HerrSchreck wrote:I've been a fan of this movie for over 30 yrs and I never met any New Yorkers (anyone really)-- nor ready any reviews, until the couple folks in this thread-- who felt that it was a dying man's fantasy, who didn't think it was possible to have Travis blown up by the press as a hero (live in NYC especially thru those days in the 70's & 80's and you'd never question it... I'm still baffled someone could doubt the possibility), least of all doubt that he'd have the coincidence of picking her up as a fare.
I apologize if my tone has been one of denial in terms of dichotomy. I don't deny the possibility. At all. It's there. However, this film is so deliciously gritty and an exercise in realism, and a perfect representation of 1970s (and 80s) NY, that I simply don't buy the end (unless it is a dream). I guess this is the point where we agree to disagree.
The most absurd thing about the movie is the Keitel character-- pimps didnt look that way (they should have stuck w their original plan but I understand the racial thing prevented it). I'm only half kidding.
We are in the same boat here. I'm not kidding. However, I can understand that it would have been a shame for this film to be destroyed in the public eye because of the 'race thing'. This conversation in 2008 would sadly be about the 'reevaluation' of this misunderstood classic and that would be a shame.
The last thing I myself would do is make excuses for a directors weaknesses-- I can hardly get thru a Scorsese film nowadays. When he starts sucking ass powder I say it-- and he's been sucking for at least the past ten years.
He is certainly running through the motions. I don't want to turn this into a Departed
discussion (or really a "Scorsese" discussion outside of the realm of Taxi Driver), but I thought it was a noble effort after the years of flawed film making (Gangs of NY), mediocre film making (Aviator) and outright terrible film making (Bringing Out the Dead).
It's a VERY new york movie. It's very much about the time and place that was the city back then.
Some things are so extreme they're hard to believe. If WW2 never happened and you wrote a novel of ditto, people'd say "You're reaching pal."
Ditto the recent Wall Street news. Or the past eight yrs of our presidency.
Again, you are kind of skewing (however unintentional) what my problem with the film is. I think Taxi Driver is a masterpiece and a chilling commentary on 1970s NYC (and urban strife in general).
I just don't 'buy' the last scene at all; at least I did until Scorsese told me my interpretation was wrong.

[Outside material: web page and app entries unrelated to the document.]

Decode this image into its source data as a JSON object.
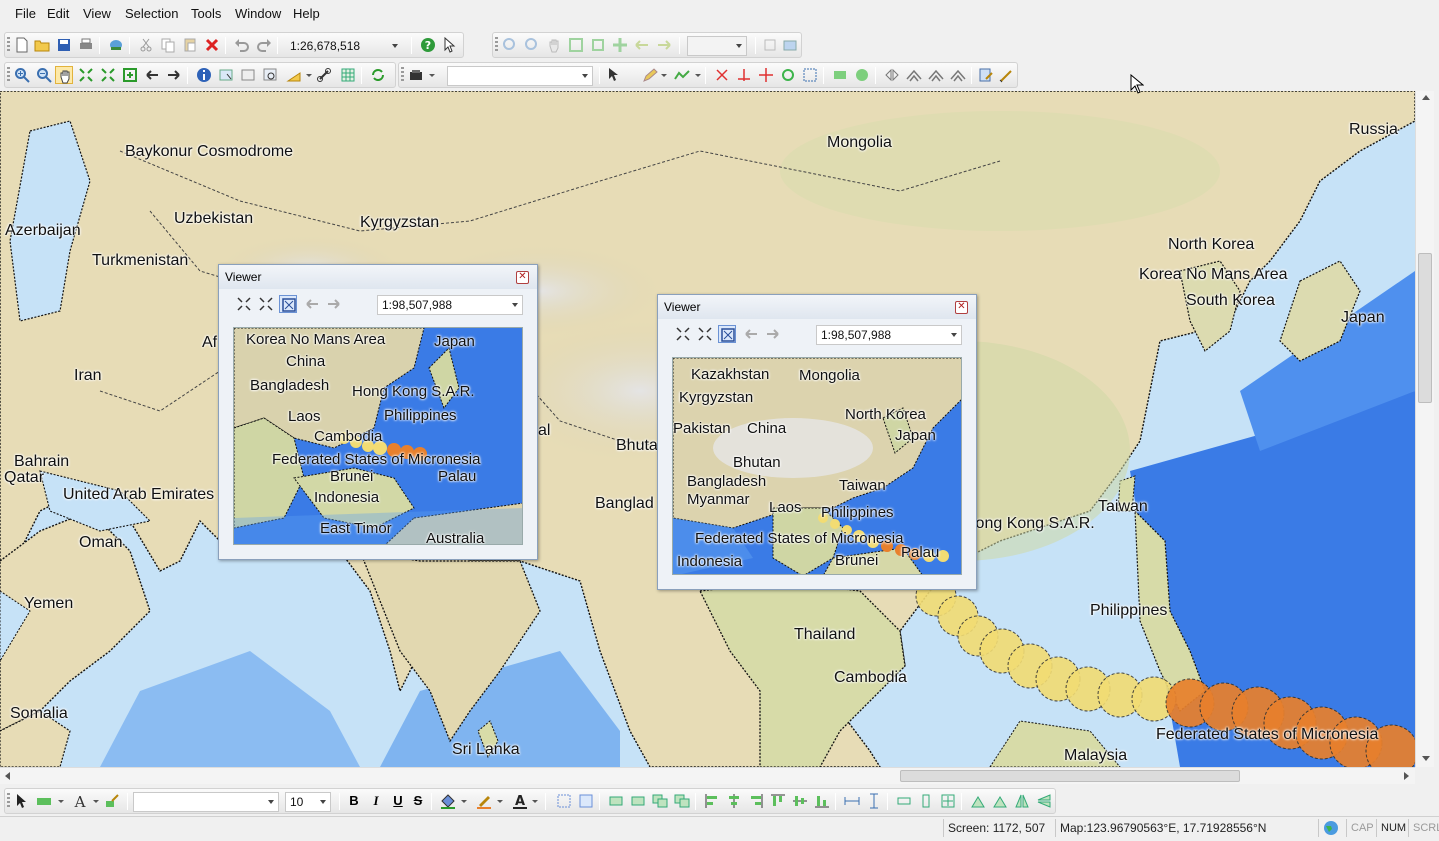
{
  "menu": [
    "File",
    "Edit",
    "View",
    "Selection",
    "Tools",
    "Window",
    "Help"
  ],
  "toolbar": {
    "scale_value": "1:26,678,518",
    "disabled_scale_value": "",
    "layer_select_value": "",
    "font_name_value": "",
    "font_size_value": "10",
    "bold_label": "B",
    "italic_label": "I",
    "underline_label": "U",
    "strike_label": "S"
  },
  "map": {
    "labels": [
      {
        "text": "Baykonur Cosmodrome"
      },
      {
        "text": "Mongolia"
      },
      {
        "text": "Russia"
      },
      {
        "text": "Uzbekistan"
      },
      {
        "text": "Kyrgyzstan"
      },
      {
        "text": "Azerbaijan"
      },
      {
        "text": "Turkmenistan"
      },
      {
        "text": "North Korea"
      },
      {
        "text": "Korea No Mans Area"
      },
      {
        "text": "South Korea"
      },
      {
        "text": "Japan"
      },
      {
        "text": "Af"
      },
      {
        "text": "Iran"
      },
      {
        "text": "Bahrain"
      },
      {
        "text": "Qatar"
      },
      {
        "text": "United Arab Emirates"
      },
      {
        "text": "Oman"
      },
      {
        "text": "Yemen"
      },
      {
        "text": "Somalia"
      },
      {
        "text": "Bhutan"
      },
      {
        "text": "al"
      },
      {
        "text": "Banglad"
      },
      {
        "text": "Hong Kong S.A.R."
      },
      {
        "text": "Taiwan"
      },
      {
        "text": "Philippines"
      },
      {
        "text": "Thailand"
      },
      {
        "text": "Cambodia"
      },
      {
        "text": "Sri Lanka"
      },
      {
        "text": "Malaysia"
      },
      {
        "text": "Federated States of Micronesia"
      }
    ]
  },
  "viewers": [
    {
      "title": "Viewer",
      "scale": "1:98,507,988",
      "labels": [
        {
          "text": "Korea No Mans Area"
        },
        {
          "text": "Japan"
        },
        {
          "text": "China"
        },
        {
          "text": "Bangladesh"
        },
        {
          "text": "Hong Kong S.A.R."
        },
        {
          "text": "Laos"
        },
        {
          "text": "Philippines"
        },
        {
          "text": "Cambodia"
        },
        {
          "text": "Federated States of Micronesia"
        },
        {
          "text": "Brunei"
        },
        {
          "text": "Palau"
        },
        {
          "text": "Indonesia"
        },
        {
          "text": "East Timor"
        },
        {
          "text": "Australia"
        }
      ]
    },
    {
      "title": "Viewer",
      "scale": "1:98,507,988",
      "labels": [
        {
          "text": "Kazakhstan"
        },
        {
          "text": "Mongolia"
        },
        {
          "text": "Kyrgyzstan"
        },
        {
          "text": "North Korea"
        },
        {
          "text": "Pakistan"
        },
        {
          "text": "China"
        },
        {
          "text": "Japan"
        },
        {
          "text": "Bhutan"
        },
        {
          "text": "Bangladesh"
        },
        {
          "text": "Taiwan"
        },
        {
          "text": "Myanmar"
        },
        {
          "text": "Laos"
        },
        {
          "text": "Philippines"
        },
        {
          "text": "Federated States of Micronesia"
        },
        {
          "text": "Palau"
        },
        {
          "text": "Indonesia"
        },
        {
          "text": "Brunei"
        }
      ]
    }
  ],
  "status": {
    "screen": "Screen: 1172, 507",
    "mapcoord": "Map:123.96790563°E, 17.71928556°N",
    "cap": "CAP",
    "num": "NUM",
    "scrl": "SCRL"
  },
  "colors": {
    "land": "#e7dcb6",
    "land_green": "#cfd9a6",
    "mountain": "#d8d8d8",
    "ocean_light": "#c6e2f7",
    "ocean_mid": "#5c9ef0",
    "ocean_deep": "#2f6fe6",
    "storm_yellow": "#f2dc73",
    "storm_orange": "#e8802c"
  }
}
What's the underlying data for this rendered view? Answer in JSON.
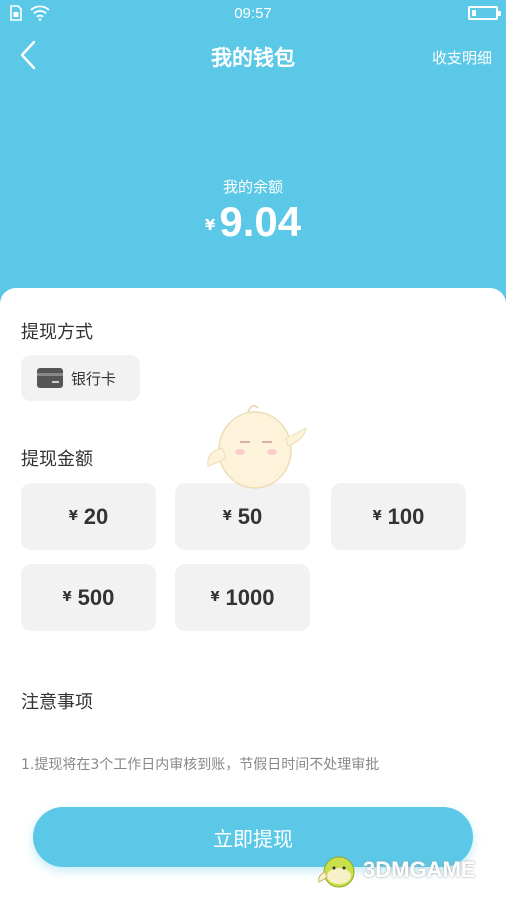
{
  "status_bar": {
    "time": "09:57"
  },
  "nav": {
    "title": "我的钱包",
    "detail_link": "收支明细"
  },
  "balance": {
    "label": "我的余额",
    "currency": "¥",
    "amount": "9.04"
  },
  "withdraw_method": {
    "title": "提现方式",
    "option_label": "银行卡"
  },
  "withdraw_amount": {
    "title": "提现金额",
    "currency": "¥",
    "options": [
      "20",
      "50",
      "100",
      "500",
      "1000"
    ]
  },
  "notes": {
    "title": "注意事项",
    "items": [
      "1.提现将在3个工作日内审核到账，节假日时间不处理审批"
    ]
  },
  "submit_label": "立即提现",
  "watermark": {
    "text": "3DMGAME"
  },
  "colors": {
    "primary": "#5ac8e6",
    "chip_bg": "#f2f2f2"
  }
}
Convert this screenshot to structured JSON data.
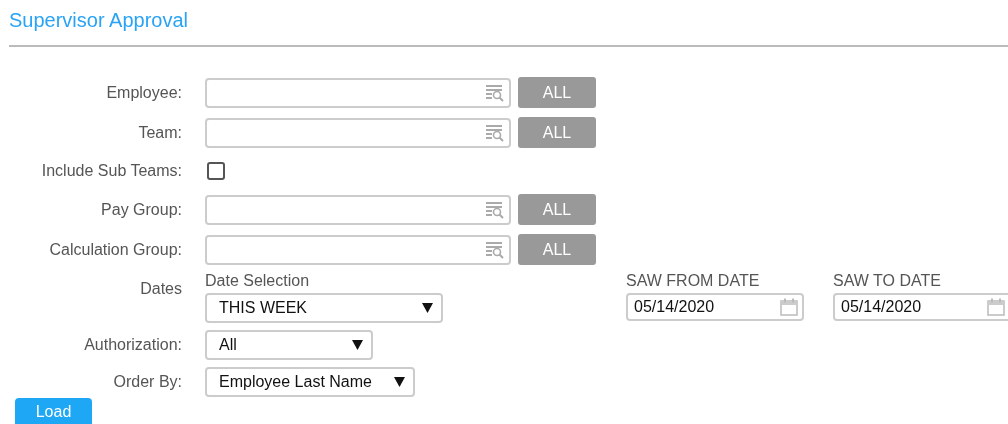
{
  "title": "Supervisor Approval",
  "rows": [
    {
      "kind": "lookup",
      "label": "Employee:",
      "button": "ALL"
    },
    {
      "kind": "lookup",
      "label": "Team:",
      "button": "ALL"
    },
    {
      "kind": "checkbox",
      "label": "Include Sub Teams:",
      "checked": false
    },
    {
      "kind": "lookup",
      "label": "Pay Group:",
      "button": "ALL"
    },
    {
      "kind": "lookup",
      "label": "Calculation Group:",
      "button": "ALL"
    },
    {
      "kind": "dates",
      "label": "Dates",
      "selection_label": "Date Selection",
      "selection_value": "THIS WEEK",
      "from_label": "SAW FROM DATE",
      "from_value": "05/14/2020",
      "to_label": "SAW TO DATE",
      "to_value": "05/14/2020"
    },
    {
      "kind": "select",
      "label": "Authorization:",
      "value": "All"
    },
    {
      "kind": "select",
      "label": "Order By:",
      "value": "Employee Last Name"
    }
  ],
  "load_button": "Load"
}
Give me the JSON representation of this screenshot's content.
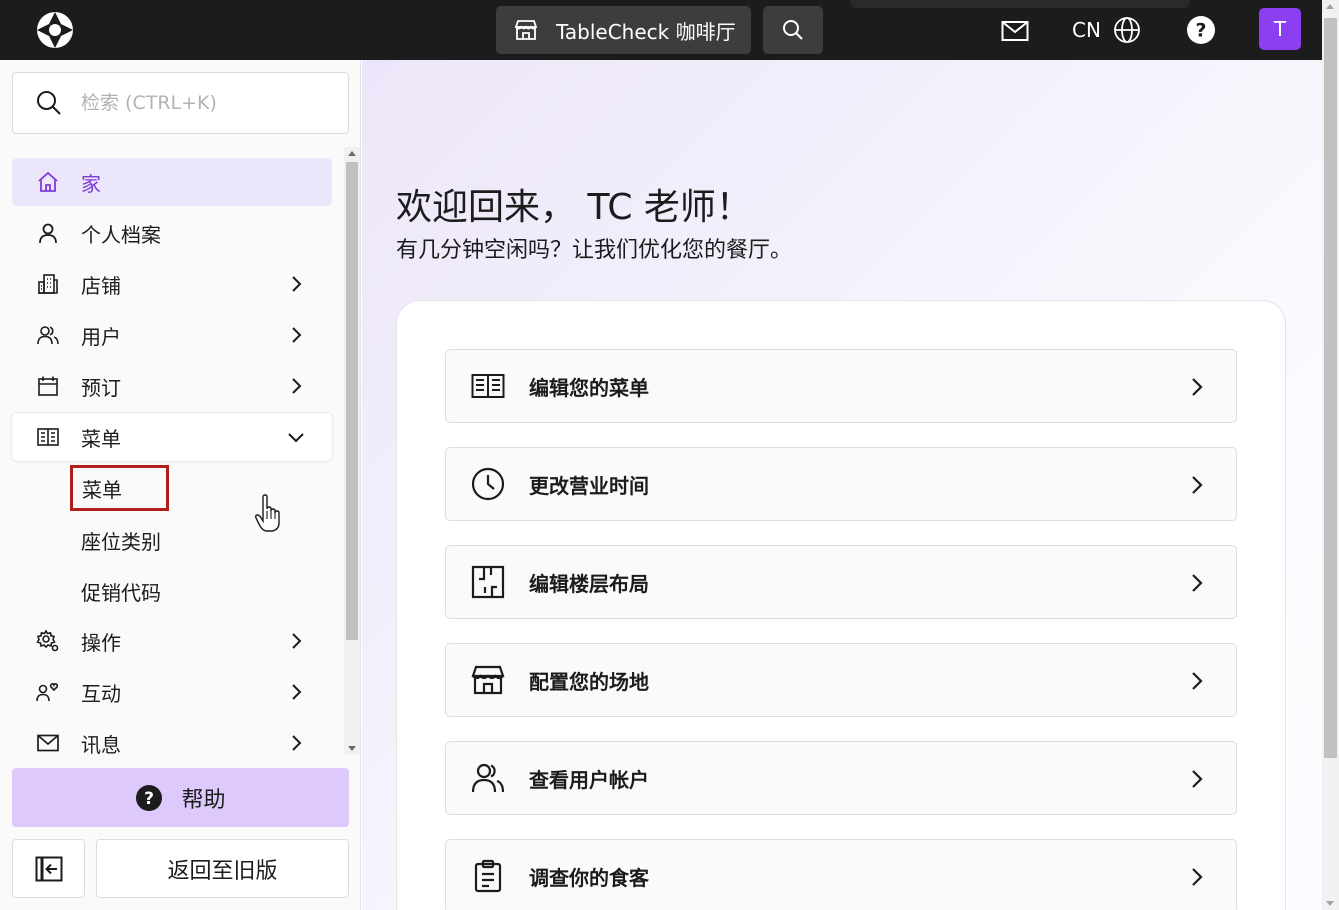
{
  "topbar": {
    "venue_name": "TableCheck 咖啡厅",
    "language": "CN",
    "avatar_initial": "T",
    "accent_color": "#8b3ff0"
  },
  "sidebar": {
    "search_placeholder": "检索 (CTRL+K)",
    "items": [
      {
        "label": "家",
        "icon": "home-icon",
        "active": true
      },
      {
        "label": "个人档案",
        "icon": "person-icon"
      },
      {
        "label": "店铺",
        "icon": "building-icon",
        "chevron": "right"
      },
      {
        "label": "用户",
        "icon": "users-icon",
        "chevron": "right"
      },
      {
        "label": "预订",
        "icon": "calendar-icon",
        "chevron": "right"
      },
      {
        "label": "菜单",
        "icon": "menu-book-icon",
        "chevron": "down",
        "expanded": true
      },
      {
        "label": "操作",
        "icon": "gear-cog-icon",
        "chevron": "right"
      },
      {
        "label": "互动",
        "icon": "people-heart-icon",
        "chevron": "right"
      },
      {
        "label": "讯息",
        "icon": "mail-icon",
        "chevron": "right"
      }
    ],
    "sub_items": [
      {
        "label": "菜单",
        "highlighted": true
      },
      {
        "label": "座位类别"
      },
      {
        "label": "促销代码"
      }
    ],
    "help_label": "帮助",
    "legacy_label": "返回至旧版"
  },
  "main": {
    "welcome": "欢迎回来， TC 老师！",
    "subline": "有几分钟空闲吗？让我们优化您的餐厅。",
    "actions": [
      {
        "label": "编辑您的菜单",
        "icon": "menu-book-icon"
      },
      {
        "label": "更改营业时间",
        "icon": "clock-icon"
      },
      {
        "label": "编辑楼层布局",
        "icon": "floor-plan-icon"
      },
      {
        "label": "配置您的场地",
        "icon": "storefront-icon"
      },
      {
        "label": "查看用户帐户",
        "icon": "users-icon"
      },
      {
        "label": "调查你的食客",
        "icon": "clipboard-icon"
      }
    ]
  }
}
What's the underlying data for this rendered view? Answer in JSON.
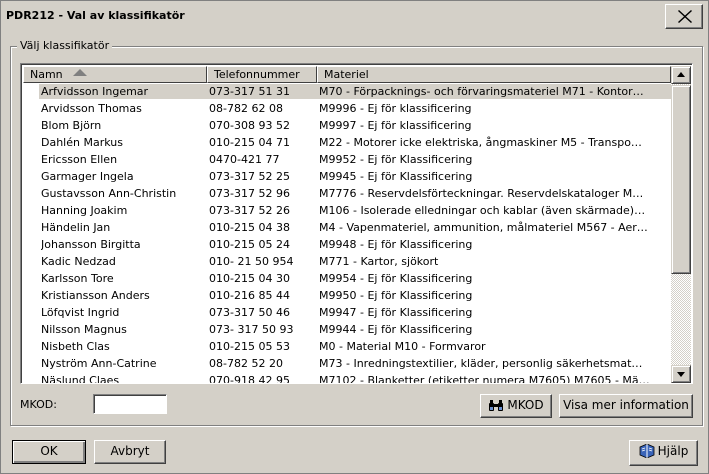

If it was meant to be real, I think that it could have been filmed in an entirely different manner with maybe a little more exposition. But then again, that would have bogged the film down. Lose Lose
Good discussion, though